** TASK INPUTS follows **

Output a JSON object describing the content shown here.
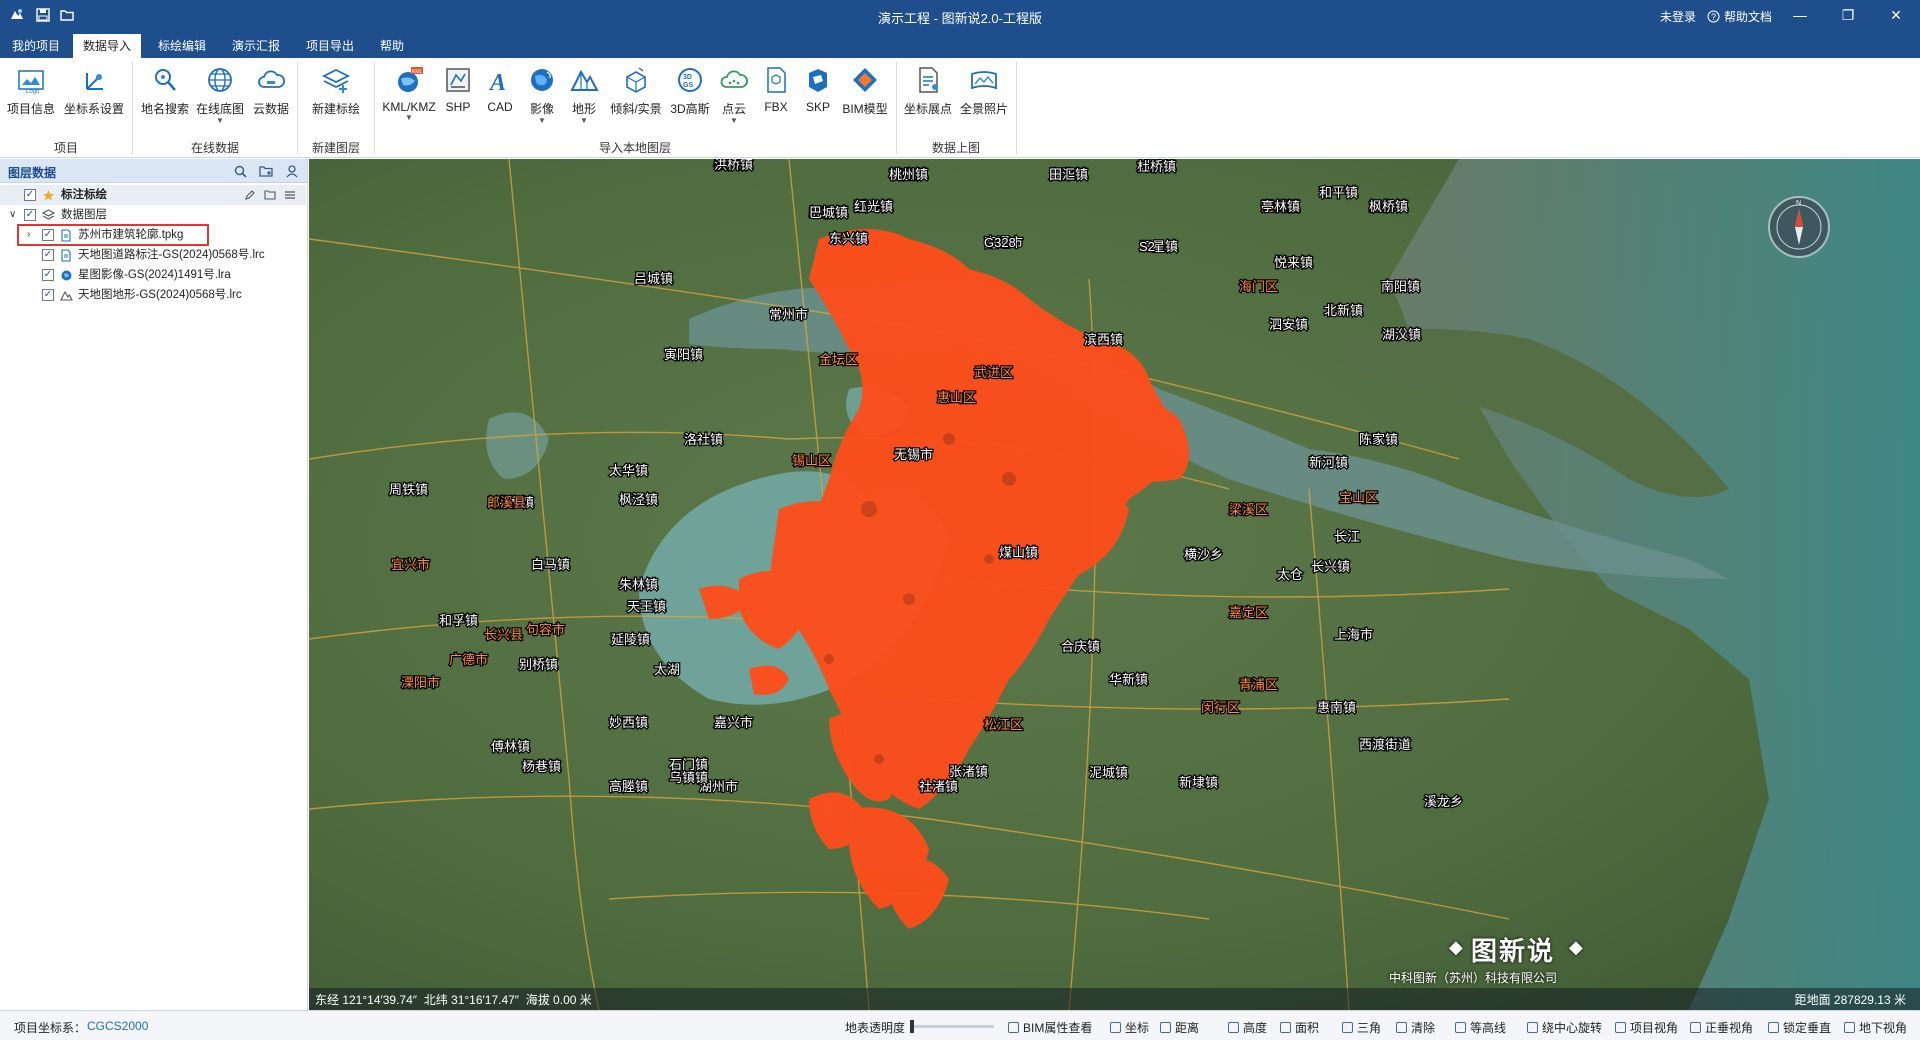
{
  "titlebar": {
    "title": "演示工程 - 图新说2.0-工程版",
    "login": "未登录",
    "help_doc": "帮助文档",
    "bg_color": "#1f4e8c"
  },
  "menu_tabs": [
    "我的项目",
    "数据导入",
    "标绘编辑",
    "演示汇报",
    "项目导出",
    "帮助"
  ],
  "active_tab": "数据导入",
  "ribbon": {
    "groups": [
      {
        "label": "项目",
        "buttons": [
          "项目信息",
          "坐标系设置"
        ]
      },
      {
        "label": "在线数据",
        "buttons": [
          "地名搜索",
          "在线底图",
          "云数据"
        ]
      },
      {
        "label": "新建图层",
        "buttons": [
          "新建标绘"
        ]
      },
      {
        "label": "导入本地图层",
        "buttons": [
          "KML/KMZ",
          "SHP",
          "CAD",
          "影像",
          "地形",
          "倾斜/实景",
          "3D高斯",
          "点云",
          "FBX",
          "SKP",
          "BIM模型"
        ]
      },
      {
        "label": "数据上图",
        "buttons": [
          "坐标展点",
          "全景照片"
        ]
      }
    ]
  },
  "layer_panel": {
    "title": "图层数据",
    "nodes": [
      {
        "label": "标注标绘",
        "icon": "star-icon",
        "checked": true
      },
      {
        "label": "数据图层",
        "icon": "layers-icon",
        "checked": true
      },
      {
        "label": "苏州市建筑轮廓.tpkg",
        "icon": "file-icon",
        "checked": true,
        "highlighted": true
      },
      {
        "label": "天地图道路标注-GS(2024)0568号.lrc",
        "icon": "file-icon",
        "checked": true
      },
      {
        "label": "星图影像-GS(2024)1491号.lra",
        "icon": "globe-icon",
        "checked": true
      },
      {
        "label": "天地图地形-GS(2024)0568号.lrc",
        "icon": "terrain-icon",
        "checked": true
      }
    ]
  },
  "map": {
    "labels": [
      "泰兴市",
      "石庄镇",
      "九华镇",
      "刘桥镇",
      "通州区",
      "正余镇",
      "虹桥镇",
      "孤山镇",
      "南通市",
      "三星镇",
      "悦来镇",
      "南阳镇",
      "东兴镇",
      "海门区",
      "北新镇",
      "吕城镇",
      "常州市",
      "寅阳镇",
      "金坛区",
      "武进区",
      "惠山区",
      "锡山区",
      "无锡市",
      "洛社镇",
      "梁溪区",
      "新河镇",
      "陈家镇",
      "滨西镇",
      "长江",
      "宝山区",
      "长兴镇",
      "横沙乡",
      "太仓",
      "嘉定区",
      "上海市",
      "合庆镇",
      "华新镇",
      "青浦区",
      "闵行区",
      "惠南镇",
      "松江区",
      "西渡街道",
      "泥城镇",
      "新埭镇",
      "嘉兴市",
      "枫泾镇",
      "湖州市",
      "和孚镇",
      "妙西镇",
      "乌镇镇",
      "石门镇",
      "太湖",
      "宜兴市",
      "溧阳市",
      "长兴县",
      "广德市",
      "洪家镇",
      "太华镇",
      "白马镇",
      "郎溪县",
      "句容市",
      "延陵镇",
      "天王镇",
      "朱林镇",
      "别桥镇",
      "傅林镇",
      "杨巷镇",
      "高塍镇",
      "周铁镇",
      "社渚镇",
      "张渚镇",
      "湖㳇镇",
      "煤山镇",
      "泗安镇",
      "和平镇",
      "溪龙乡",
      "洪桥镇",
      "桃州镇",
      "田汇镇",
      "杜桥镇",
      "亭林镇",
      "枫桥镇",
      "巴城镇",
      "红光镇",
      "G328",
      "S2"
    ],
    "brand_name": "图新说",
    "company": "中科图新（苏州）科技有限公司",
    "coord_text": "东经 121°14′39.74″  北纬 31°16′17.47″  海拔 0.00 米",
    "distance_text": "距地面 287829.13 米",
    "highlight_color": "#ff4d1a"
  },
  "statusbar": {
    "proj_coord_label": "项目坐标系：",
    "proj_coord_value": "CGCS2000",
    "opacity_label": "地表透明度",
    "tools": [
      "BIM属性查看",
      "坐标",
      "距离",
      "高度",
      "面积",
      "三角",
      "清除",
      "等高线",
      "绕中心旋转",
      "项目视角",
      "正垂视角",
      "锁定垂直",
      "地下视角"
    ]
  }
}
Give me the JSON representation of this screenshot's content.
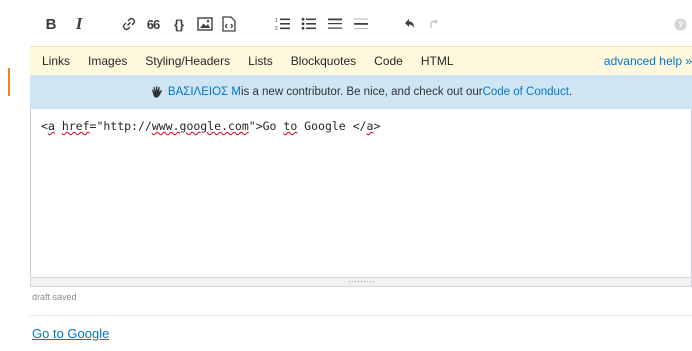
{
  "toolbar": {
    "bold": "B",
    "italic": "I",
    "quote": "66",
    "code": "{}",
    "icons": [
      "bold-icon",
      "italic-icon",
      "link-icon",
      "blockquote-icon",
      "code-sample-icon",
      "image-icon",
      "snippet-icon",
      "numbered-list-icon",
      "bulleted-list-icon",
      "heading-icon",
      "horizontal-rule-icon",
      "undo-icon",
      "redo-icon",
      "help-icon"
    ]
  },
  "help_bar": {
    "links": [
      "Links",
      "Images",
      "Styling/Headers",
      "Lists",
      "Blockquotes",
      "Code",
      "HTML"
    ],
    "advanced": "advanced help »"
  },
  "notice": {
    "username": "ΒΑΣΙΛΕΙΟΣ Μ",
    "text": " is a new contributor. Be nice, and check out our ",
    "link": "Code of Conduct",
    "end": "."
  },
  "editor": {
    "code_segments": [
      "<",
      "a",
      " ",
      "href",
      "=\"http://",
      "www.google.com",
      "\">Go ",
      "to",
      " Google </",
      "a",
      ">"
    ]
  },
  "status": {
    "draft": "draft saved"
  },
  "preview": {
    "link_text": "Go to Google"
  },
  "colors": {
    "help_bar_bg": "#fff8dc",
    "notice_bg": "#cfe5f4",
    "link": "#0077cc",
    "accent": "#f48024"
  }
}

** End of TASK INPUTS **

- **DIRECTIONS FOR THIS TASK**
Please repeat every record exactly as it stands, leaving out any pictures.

- **YOUR RESPONSE**
Output a JSON object describing the content shown here.
{
  "titlebar": {
    "title": "演示工程 - 图新说2.0-工程版",
    "login": "未登录",
    "help_doc": "帮助文档",
    "bg_color": "#1f4e8c"
  },
  "menu_tabs": [
    "我的项目",
    "数据导入",
    "标绘编辑",
    "演示汇报",
    "项目导出",
    "帮助"
  ],
  "active_tab": "数据导入",
  "ribbon": {
    "groups": [
      {
        "label": "项目",
        "buttons": [
          "项目信息",
          "坐标系设置"
        ]
      },
      {
        "label": "在线数据",
        "buttons": [
          "地名搜索",
          "在线底图",
          "云数据"
        ]
      },
      {
        "label": "新建图层",
        "buttons": [
          "新建标绘"
        ]
      },
      {
        "label": "导入本地图层",
        "buttons": [
          "KML/KMZ",
          "SHP",
          "CAD",
          "影像",
          "地形",
          "倾斜/实景",
          "3D高斯",
          "点云",
          "FBX",
          "SKP",
          "BIM模型"
        ]
      },
      {
        "label": "数据上图",
        "buttons": [
          "坐标展点",
          "全景照片"
        ]
      }
    ]
  },
  "layer_panel": {
    "title": "图层数据",
    "nodes": [
      {
        "label": "标注标绘",
        "icon": "star-icon",
        "checked": true
      },
      {
        "label": "数据图层",
        "icon": "layers-icon",
        "checked": true
      },
      {
        "label": "苏州市建筑轮廓.tpkg",
        "icon": "file-icon",
        "checked": true,
        "highlighted": true
      },
      {
        "label": "天地图道路标注-GS(2024)0568号.lrc",
        "icon": "file-icon",
        "checked": true
      },
      {
        "label": "星图影像-GS(2024)1491号.lra",
        "icon": "globe-icon",
        "checked": true
      },
      {
        "label": "天地图地形-GS(2024)0568号.lrc",
        "icon": "terrain-icon",
        "checked": true
      }
    ]
  },
  "map": {
    "labels": [
      "泰兴市",
      "石庄镇",
      "九华镇",
      "刘桥镇",
      "通州区",
      "正余镇",
      "虹桥镇",
      "孤山镇",
      "南通市",
      "三星镇",
      "悦来镇",
      "南阳镇",
      "东兴镇",
      "海门区",
      "北新镇",
      "吕城镇",
      "常州市",
      "寅阳镇",
      "金坛区",
      "武进区",
      "惠山区",
      "锡山区",
      "无锡市",
      "洛社镇",
      "梁溪区",
      "新河镇",
      "陈家镇",
      "滨西镇",
      "长江",
      "宝山区",
      "长兴镇",
      "横沙乡",
      "太仓",
      "嘉定区",
      "上海市",
      "合庆镇",
      "华新镇",
      "青浦区",
      "闵行区",
      "惠南镇",
      "松江区",
      "西渡街道",
      "泥城镇",
      "新埭镇",
      "嘉兴市",
      "枫泾镇",
      "湖州市",
      "和孚镇",
      "妙西镇",
      "乌镇镇",
      "石门镇",
      "太湖",
      "宜兴市",
      "溧阳市",
      "长兴县",
      "广德市",
      "洪家镇",
      "太华镇",
      "白马镇",
      "郎溪县",
      "句容市",
      "延陵镇",
      "天王镇",
      "朱林镇",
      "别桥镇",
      "傅林镇",
      "杨巷镇",
      "高塍镇",
      "周铁镇",
      "社渚镇",
      "张渚镇",
      "湖㳇镇",
      "煤山镇",
      "泗安镇",
      "和平镇",
      "溪龙乡",
      "洪桥镇",
      "桃州镇",
      "田汇镇",
      "杜桥镇",
      "亭林镇",
      "枫桥镇",
      "巴城镇",
      "红光镇",
      "G328",
      "S2"
    ],
    "brand_name": "图新说",
    "company": "中科图新（苏州）科技有限公司",
    "coord_text": "东经 121°14′39.74″  北纬 31°16′17.47″  海拔 0.00 米",
    "distance_text": "距地面 287829.13 米",
    "highlight_color": "#ff4d1a"
  },
  "statusbar": {
    "proj_coord_label": "项目坐标系：",
    "proj_coord_value": "CGCS2000",
    "opacity_label": "地表透明度",
    "tools": [
      "BIM属性查看",
      "坐标",
      "距离",
      "高度",
      "面积",
      "三角",
      "清除",
      "等高线",
      "绕中心旋转",
      "项目视角",
      "正垂视角",
      "锁定垂直",
      "地下视角"
    ]
  }
}
Give me the JSON representation of this screenshot's content.
{
  "toolbar": {
    "bold": "B",
    "italic": "I",
    "quote": "66",
    "code": "{}",
    "icons": [
      "bold-icon",
      "italic-icon",
      "link-icon",
      "blockquote-icon",
      "code-sample-icon",
      "image-icon",
      "snippet-icon",
      "numbered-list-icon",
      "bulleted-list-icon",
      "heading-icon",
      "horizontal-rule-icon",
      "undo-icon",
      "redo-icon",
      "help-icon"
    ]
  },
  "help_bar": {
    "links": [
      "Links",
      "Images",
      "Styling/Headers",
      "Lists",
      "Blockquotes",
      "Code",
      "HTML"
    ],
    "advanced": "advanced help »"
  },
  "notice": {
    "username": "ΒΑΣΙΛΕΙΟΣ Μ",
    "text": " is a new contributor. Be nice, and check out our ",
    "link": "Code of Conduct",
    "end": "."
  },
  "editor": {
    "code_segments": [
      "<",
      "a",
      " ",
      "href",
      "=\"http://",
      "www.google.com",
      "\">Go ",
      "to",
      " Google </",
      "a",
      ">"
    ]
  },
  "status": {
    "draft": "draft saved"
  },
  "preview": {
    "link_text": "Go to Google"
  },
  "colors": {
    "help_bar_bg": "#fff8dc",
    "notice_bg": "#cfe5f4",
    "link": "#0077cc",
    "accent": "#f48024"
  }
}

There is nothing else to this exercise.